The golden rule with acronyms is that names and titles should be spelled out in full the first time they are used – like this:
The committee elected four new members to the Corporate Affairs Steering Group (CASG) who will report immediately before the annual general meeting (AGM) at the end of July.
Use acronyms as little as possible, and only if they are convenient for your readers. You should use full words – Vice President, not VP – and use a shortened word form – each camera, not each CCTV unit.
Jargon circulates so widely that certain terms actually become fashionable. They are then classed as buzzwords and are used almost as a substitute for clear thinking and expression.
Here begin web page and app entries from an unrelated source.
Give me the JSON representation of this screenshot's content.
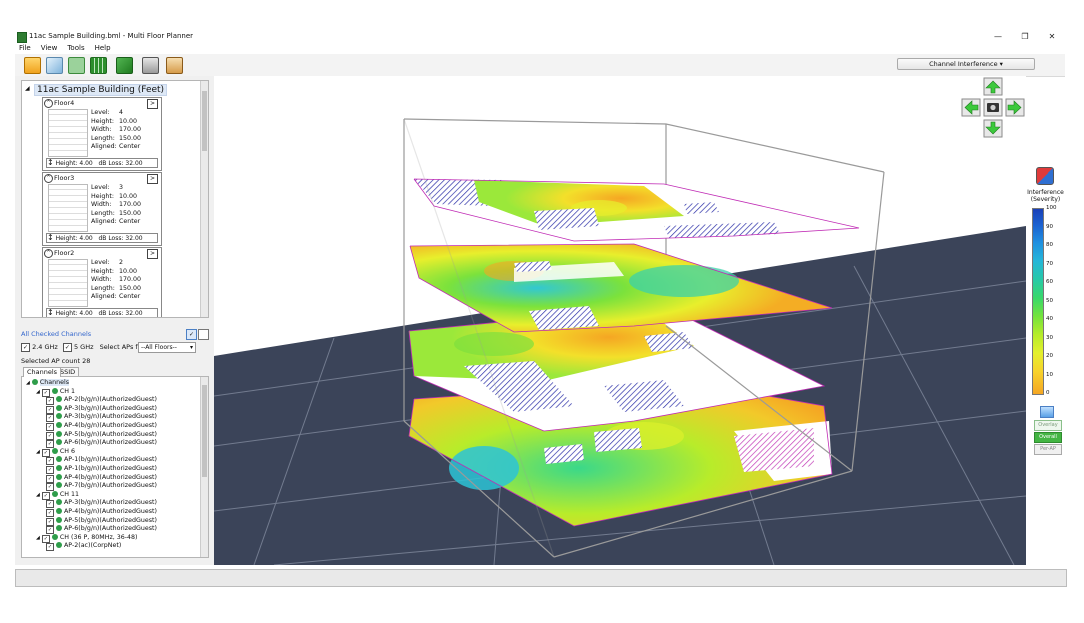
{
  "window": {
    "title": "11ac Sample Building.bml - Multi Floor Planner",
    "controls": [
      "—",
      "❐",
      "✕"
    ]
  },
  "menu": [
    "File",
    "View",
    "Tools",
    "Help"
  ],
  "toolbar": {
    "icons": [
      "open-folder-icon",
      "cube-3d-icon",
      "square-view-icon",
      "grid-view-icon",
      "export-icon",
      "print-icon",
      "clipboard-icon"
    ],
    "view_mode": "Channel Interference"
  },
  "building": {
    "title": "11ac Sample Building (Feet)",
    "floors": [
      {
        "name": "Floor4",
        "level": "4",
        "height": "10.00",
        "width": "170.00",
        "length": "150.00",
        "aligned": "Center",
        "floor_height": "Height: 4.00",
        "db_loss": "dB Loss: 32.00"
      },
      {
        "name": "Floor3",
        "level": "3",
        "height": "10.00",
        "width": "170.00",
        "length": "150.00",
        "aligned": "Center",
        "floor_height": "Height: 4.00",
        "db_loss": "dB Loss: 32.00"
      },
      {
        "name": "Floor2",
        "level": "2",
        "height": "10.00",
        "width": "170.00",
        "length": "150.00",
        "aligned": "Center",
        "floor_height": "Height: 4.00",
        "db_loss": "dB Loss: 32.00"
      }
    ],
    "prop_labels": {
      "level": "Level:",
      "height": "Height:",
      "width": "Width:",
      "length": "Length:",
      "aligned": "Aligned:"
    }
  },
  "channels_panel": {
    "header": "All Checked Channels",
    "band_24": "2.4 GHz",
    "band_5": "5 GHz",
    "select_label": "Select APs from:",
    "select_value": "--All Floors--",
    "ap_count": "Selected AP count 28",
    "tabs": [
      "Channels",
      "SSID"
    ],
    "tree": [
      {
        "level": 0,
        "text": "Channels",
        "root": true
      },
      {
        "level": 1,
        "text": "CH 1"
      },
      {
        "level": 2,
        "text": "AP-2(b/g/n)(AuthorizedGuest)"
      },
      {
        "level": 2,
        "text": "AP-3(b/g/n)(AuthorizedGuest)"
      },
      {
        "level": 2,
        "text": "AP-3(b/g/n)(AuthorizedGuest)"
      },
      {
        "level": 2,
        "text": "AP-4(b/g/n)(AuthorizedGuest)"
      },
      {
        "level": 2,
        "text": "AP-5(b/g/n)(AuthorizedGuest)"
      },
      {
        "level": 2,
        "text": "AP-6(b/g/n)(AuthorizedGuest)"
      },
      {
        "level": 1,
        "text": "CH 6"
      },
      {
        "level": 2,
        "text": "AP-1(b/g/n)(AuthorizedGuest)"
      },
      {
        "level": 2,
        "text": "AP-1(b/g/n)(AuthorizedGuest)"
      },
      {
        "level": 2,
        "text": "AP-4(b/g/n)(AuthorizedGuest)"
      },
      {
        "level": 2,
        "text": "AP-7(b/g/n)(AuthorizedGuest)"
      },
      {
        "level": 1,
        "text": "CH 11"
      },
      {
        "level": 2,
        "text": "AP-3(b/g/n)(AuthorizedGuest)"
      },
      {
        "level": 2,
        "text": "AP-4(b/g/n)(AuthorizedGuest)"
      },
      {
        "level": 2,
        "text": "AP-5(b/g/n)(AuthorizedGuest)"
      },
      {
        "level": 2,
        "text": "AP-6(b/g/n)(AuthorizedGuest)"
      },
      {
        "level": 1,
        "text": "CH (36 P, 80MHz, 36-48)"
      },
      {
        "level": 2,
        "text": "AP-2(ac)(CorpNet)"
      }
    ]
  },
  "legend": {
    "title": "Interference (Severity)",
    "ticks": [
      "100",
      "90",
      "80",
      "70",
      "60",
      "50",
      "40",
      "30",
      "20",
      "10",
      "0"
    ],
    "buttons": [
      "Overlay",
      "Overall",
      "Per-AP"
    ]
  },
  "colors": {
    "ground": "#3b4459",
    "grid": "#8a93a6",
    "nav_arrow": "#3cc93c",
    "scale": [
      "#f5a623",
      "#f7d22b",
      "#e4f02c",
      "#b6ec2a",
      "#74e33c",
      "#38d86a",
      "#27c9a8",
      "#25b6d9",
      "#1f8fe0",
      "#1b63d1",
      "#1940b8"
    ]
  }
}
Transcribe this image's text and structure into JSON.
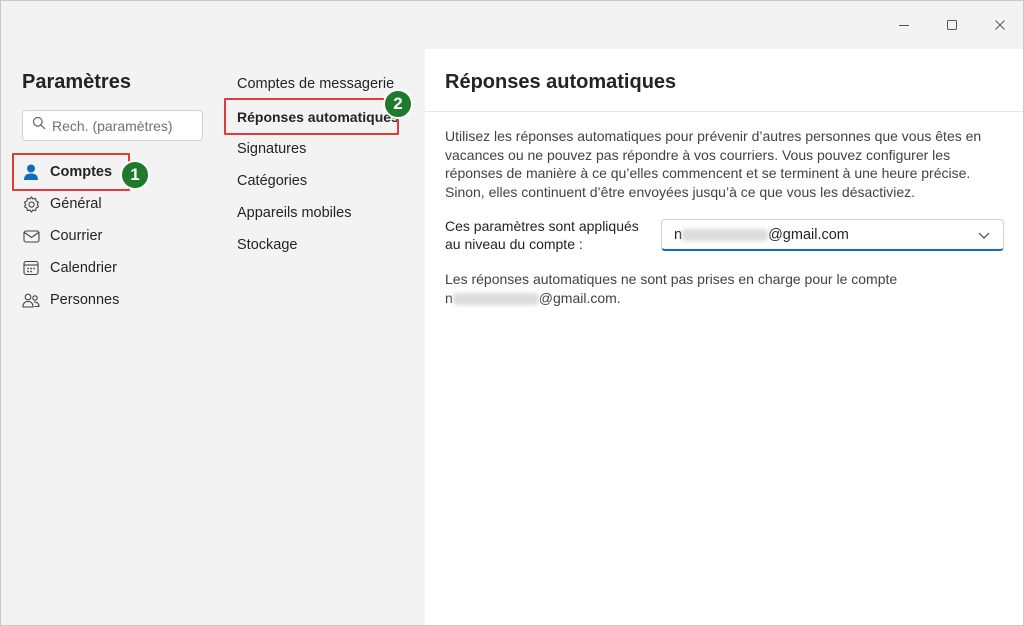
{
  "window": {
    "controls": {
      "minimize_icon": "minimize-icon",
      "maximize_icon": "maximize-icon",
      "close_icon": "close-icon"
    }
  },
  "sidebar": {
    "title": "Paramètres",
    "search": {
      "placeholder": "Rech. (paramètres)"
    },
    "items": [
      {
        "label": "Comptes",
        "icon": "person-icon",
        "active": true
      },
      {
        "label": "Général",
        "icon": "gear-icon"
      },
      {
        "label": "Courrier",
        "icon": "mail-icon"
      },
      {
        "label": "Calendrier",
        "icon": "calendar-icon"
      },
      {
        "label": "Personnes",
        "icon": "people-icon"
      }
    ]
  },
  "subnav": {
    "items": [
      {
        "label": "Comptes de messagerie"
      },
      {
        "label": "Réponses automatiques",
        "active": true
      },
      {
        "label": "Signatures"
      },
      {
        "label": "Catégories"
      },
      {
        "label": "Appareils mobiles"
      },
      {
        "label": "Stockage"
      }
    ]
  },
  "annotations": {
    "badge1": "1",
    "badge2": "2",
    "highlight_color": "#e03c3c",
    "badge_color": "#1f7a2e"
  },
  "content": {
    "title": "Réponses automatiques",
    "description": "Utilisez les réponses automatiques pour prévenir d’autres personnes que vous êtes en vacances ou ne pouvez pas répondre à vos courriers. Vous pouvez configurer les réponses de manière à ce qu’elles commencent et se terminent à une heure précise. Sinon, elles continuent d’être envoyées jusqu’à ce que vous les désactiviez.",
    "account_label": "Ces paramètres sont appliqués au niveau du compte :",
    "account": {
      "prefix": "n",
      "suffix": "@gmail.com"
    },
    "note_line1": "Les réponses automatiques ne sont pas prises en charge pour le compte",
    "note_prefix": "n",
    "note_suffix": "@gmail.com."
  },
  "colors": {
    "accent": "#0f6cbd",
    "background": "#f3f3f3",
    "panel": "#ffffff"
  }
}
This practice seem to be particularly widespread in local government, business management, advertising, marketing, political parties, and the military.
Here are some examples. You will notice that these terms overlap with the realms of cliché, inflation, pretentiousness, and sheer gobbledygook.
|JARGON||What it actually means|
|as it were||completely meaningless filler|
|at this point in time||now|
|blue sky thinking||inventive, imaginative|
|focussed around||centred on|
|friendly fire||killing your own troops|
|going forwards||ongoing, in future|
|joined-up thinking||logical, coherent|
|negative economic growth||recession|
|outside the box||imaginative|
|paradigm shift||radical change|
|re-focussing the company’s skill set||firing staff|
|so to speak||completely meaningless filler|
© Roy Johnson 2012